ASIC has said it believes the commission-based model at NSG Services created a culture that might have led to breaches of the best interest duty.
ifa reported last year that ASIC took NSG Services Pty Ltd (formerly National Sterling Group Pty Ltd) to court for failing to take reasonable steps to ensure that its advisers complied with the best interests obligation when providing advice to clients.
Yesterday it was announced that the Federal Court ruled in ASIC’s favour.
The regulator believes NSG’s remuneration model had a role to play in the breaches, an ASIC spokesperson told ifa.
The spokesperson also confirmed some clients lost money as a result.
“The commission-based salary structures created an incentive for representatives to emphasise sales imperatives over compliance requirements and a culture in which the best interests and appropriate advice duties were more likely to be overlooked,” the spokesperson said.
“In some instances, the advice resulted in the client being double insured. Some advice resulted in the client’s superannuation being depleted.
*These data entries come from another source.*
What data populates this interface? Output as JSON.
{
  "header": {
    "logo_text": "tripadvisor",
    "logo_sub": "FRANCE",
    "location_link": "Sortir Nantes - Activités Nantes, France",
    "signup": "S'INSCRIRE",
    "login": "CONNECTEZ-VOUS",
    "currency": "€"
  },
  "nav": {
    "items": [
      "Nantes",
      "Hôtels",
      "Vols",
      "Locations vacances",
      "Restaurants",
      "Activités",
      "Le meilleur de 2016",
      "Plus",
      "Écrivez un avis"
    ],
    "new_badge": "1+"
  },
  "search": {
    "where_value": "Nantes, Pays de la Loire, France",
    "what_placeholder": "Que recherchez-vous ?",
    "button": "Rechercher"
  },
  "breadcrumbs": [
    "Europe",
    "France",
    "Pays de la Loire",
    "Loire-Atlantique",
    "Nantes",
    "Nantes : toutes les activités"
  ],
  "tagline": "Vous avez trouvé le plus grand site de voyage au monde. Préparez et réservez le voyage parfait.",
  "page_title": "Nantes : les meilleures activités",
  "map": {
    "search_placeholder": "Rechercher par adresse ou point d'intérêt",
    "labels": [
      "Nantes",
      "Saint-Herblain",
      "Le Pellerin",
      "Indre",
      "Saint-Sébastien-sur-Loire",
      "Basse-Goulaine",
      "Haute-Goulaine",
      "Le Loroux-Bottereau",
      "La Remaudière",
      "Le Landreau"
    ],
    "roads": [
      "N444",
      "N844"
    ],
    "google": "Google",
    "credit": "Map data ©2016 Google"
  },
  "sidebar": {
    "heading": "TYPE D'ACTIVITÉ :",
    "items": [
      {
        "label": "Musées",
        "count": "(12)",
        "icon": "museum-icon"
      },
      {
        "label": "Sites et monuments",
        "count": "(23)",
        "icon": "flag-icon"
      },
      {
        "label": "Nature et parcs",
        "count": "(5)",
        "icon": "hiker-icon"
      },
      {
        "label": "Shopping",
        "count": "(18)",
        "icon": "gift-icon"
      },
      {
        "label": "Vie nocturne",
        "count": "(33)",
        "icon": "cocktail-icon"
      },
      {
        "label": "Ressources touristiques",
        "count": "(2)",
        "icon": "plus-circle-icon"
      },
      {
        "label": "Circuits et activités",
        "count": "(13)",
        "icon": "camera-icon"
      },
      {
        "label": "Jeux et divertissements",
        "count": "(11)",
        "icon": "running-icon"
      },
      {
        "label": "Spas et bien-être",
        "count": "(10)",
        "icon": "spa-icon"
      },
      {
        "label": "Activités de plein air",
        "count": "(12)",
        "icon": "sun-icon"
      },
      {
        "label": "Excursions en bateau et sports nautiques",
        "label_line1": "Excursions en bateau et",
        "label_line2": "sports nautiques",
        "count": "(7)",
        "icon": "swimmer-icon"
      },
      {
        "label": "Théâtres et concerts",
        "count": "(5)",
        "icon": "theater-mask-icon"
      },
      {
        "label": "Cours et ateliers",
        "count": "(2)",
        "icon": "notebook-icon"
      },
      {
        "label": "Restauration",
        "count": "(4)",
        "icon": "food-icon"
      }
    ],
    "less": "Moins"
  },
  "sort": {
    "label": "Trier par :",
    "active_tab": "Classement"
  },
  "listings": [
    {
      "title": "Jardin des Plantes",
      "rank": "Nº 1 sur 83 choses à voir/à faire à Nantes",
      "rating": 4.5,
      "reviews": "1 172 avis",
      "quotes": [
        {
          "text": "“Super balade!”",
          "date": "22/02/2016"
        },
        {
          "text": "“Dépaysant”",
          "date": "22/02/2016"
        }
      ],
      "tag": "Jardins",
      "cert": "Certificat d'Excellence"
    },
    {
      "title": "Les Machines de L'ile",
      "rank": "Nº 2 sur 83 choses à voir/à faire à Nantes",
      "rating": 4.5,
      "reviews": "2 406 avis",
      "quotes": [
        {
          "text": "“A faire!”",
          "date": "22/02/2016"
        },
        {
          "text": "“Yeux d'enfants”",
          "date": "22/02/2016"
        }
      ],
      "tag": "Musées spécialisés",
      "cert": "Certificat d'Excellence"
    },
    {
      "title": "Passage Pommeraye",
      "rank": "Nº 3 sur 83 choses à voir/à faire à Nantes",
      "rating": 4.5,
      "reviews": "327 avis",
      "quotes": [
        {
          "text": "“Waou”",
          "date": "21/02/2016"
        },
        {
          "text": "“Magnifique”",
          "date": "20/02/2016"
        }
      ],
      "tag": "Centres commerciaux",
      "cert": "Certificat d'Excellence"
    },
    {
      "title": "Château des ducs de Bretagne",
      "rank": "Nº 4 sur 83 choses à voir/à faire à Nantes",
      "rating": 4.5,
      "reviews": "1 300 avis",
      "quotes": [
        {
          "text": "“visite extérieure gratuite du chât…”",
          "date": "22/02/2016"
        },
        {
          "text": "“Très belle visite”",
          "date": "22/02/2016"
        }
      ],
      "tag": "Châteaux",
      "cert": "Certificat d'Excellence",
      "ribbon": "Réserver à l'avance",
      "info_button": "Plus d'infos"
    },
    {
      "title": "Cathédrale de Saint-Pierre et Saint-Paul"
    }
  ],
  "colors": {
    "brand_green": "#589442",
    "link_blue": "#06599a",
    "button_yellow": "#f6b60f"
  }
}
In many instances, the advice caused some financial loss to the client.
“In no instance was the client’s position improved.”
ASIC could not confirm whether NSG will offer compensation, as this was not sought as part of the relief in ASIC's proceeding.
The Federal Court’s finding is the first of its kind, the regulator said.
According to a statement yesterday, NSG had a “commission only” remuneration model, which meant that representatives would only be compensated by way of commission for sales of life insurance products and superannuation rollovers.
NSG was taken to court over financial advice provided by NSG advisers on eight specific occasions between July 2013 and August 2015.
On these occasions, clients were sold insurance and/or advised to rollover superannuation accounts that committed them to costly, unsuitable and unnecessary financial arrangements.
ASIC has sought orders that NSG pay pecuniary penalties in relation to the declarations made. A date for the hearing on penalty will be fixed by the court.
SUBSCRIBE TO THE IFA DAILY BULLETIN
11 Dec 2017Insurance engagement driven by advisersBy Jessica Yun
11 Dec 2017Kaplan pushes for new CPD regimeBy Staff Reporter
11 Dec 2017Senate approves AFCA billBy Annie Kane
11 Dec 2017Treasury reassess early super release rulesBy Miranda Brownlee
8 Dec 2017Dunsford embarks on acquisition huntBy Killian Plastow
8 Dec 2017ASIC reaffirms interest in reference check protocolsBy Killian Plastow
- view all